# How to make a beam follow a path in xna

I'm making a 2D shmup with XNA 4.0 and one of the weapons in the game that I want is a laser beam that follows a path or a series of points and will smoothly beam along the path.

How would I go about achieving this?

• This is way too broad of a question. What do you have so far? Have you tried anything? Perhaps you have some code that isn't quite achieving the result you desire but almost?
– DomenicDatti
Commented May 29, 2012 at 15:55
• You've got to google around a bit and try it on your own first. SO is not in the business of hand-holding, sorry.
– SpikeX
Commented May 29, 2012 at 15:56
• Is gamedev.stackexchange.com/questions/29424/… what you're looking for? This question covers the 'bendy laser' that shows up in some shmups. Commented Jun 29, 2012 at 18:03

Try using a Queue of (x,y) coordinates. I don't know if you'll need to do it dynamically or at compile time, but you should be able to figure something out either way.

Are you wanting the laser to follow curves as well, or just connect the dots? If its the first option, you're gonna need to do some math too.

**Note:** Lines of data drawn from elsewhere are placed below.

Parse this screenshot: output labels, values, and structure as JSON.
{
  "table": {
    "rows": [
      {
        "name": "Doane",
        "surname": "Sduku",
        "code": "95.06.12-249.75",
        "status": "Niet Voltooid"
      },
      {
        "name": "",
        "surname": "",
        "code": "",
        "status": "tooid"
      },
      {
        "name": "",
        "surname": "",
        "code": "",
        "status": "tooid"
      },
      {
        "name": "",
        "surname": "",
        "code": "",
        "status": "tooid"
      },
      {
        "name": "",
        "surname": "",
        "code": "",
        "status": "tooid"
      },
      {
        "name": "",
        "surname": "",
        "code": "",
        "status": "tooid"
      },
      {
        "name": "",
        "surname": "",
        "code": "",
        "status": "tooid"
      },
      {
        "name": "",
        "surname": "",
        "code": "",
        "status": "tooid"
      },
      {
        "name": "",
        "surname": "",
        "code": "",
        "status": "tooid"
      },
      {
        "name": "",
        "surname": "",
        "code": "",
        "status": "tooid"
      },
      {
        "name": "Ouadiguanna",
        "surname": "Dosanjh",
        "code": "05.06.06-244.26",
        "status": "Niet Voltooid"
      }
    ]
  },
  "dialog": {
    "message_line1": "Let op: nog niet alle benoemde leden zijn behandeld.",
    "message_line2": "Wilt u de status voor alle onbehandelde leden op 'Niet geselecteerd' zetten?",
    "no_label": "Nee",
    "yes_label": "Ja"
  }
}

• Yes I want the laser to follow a curve. I have been playing around with some code and I can make lasers go in a straight line just fine so far.
– user1424132
Commented May 29, 2012 at 17:52
• And does it need to go exactly through every point, or would a best-fit curve work?
– Phillip Schmidt
Commented May 29, 2012 at 18:44
• Also, do we know anything about the nature of the curve? Is it going to depend on user input? I.e, is the equation of the curve going to be ever-changing? If so, you're fairly screwed here without some extremely complex math.
– Phillip Schmidt
Commented May 29, 2012 at 18:50
• no it doesn't have to go through every point. And I have never here of a best fit curve until now. But i'm assuming that it would take the shortest path from start to end.
– user1424132
Commented May 29, 2012 at 18:52
• Kind of. It's calculated using what called the 'least squares method'. An explanation of that method would be out of the scope of this answer, and it too requires some pretty high-level math (at least in nonlinear situations). Last question: where are you getting the points from? Do you have an equation for them, or are you just coming up with them yourself?
– Phillip Schmidt
Commented May 29, 2012 at 19:02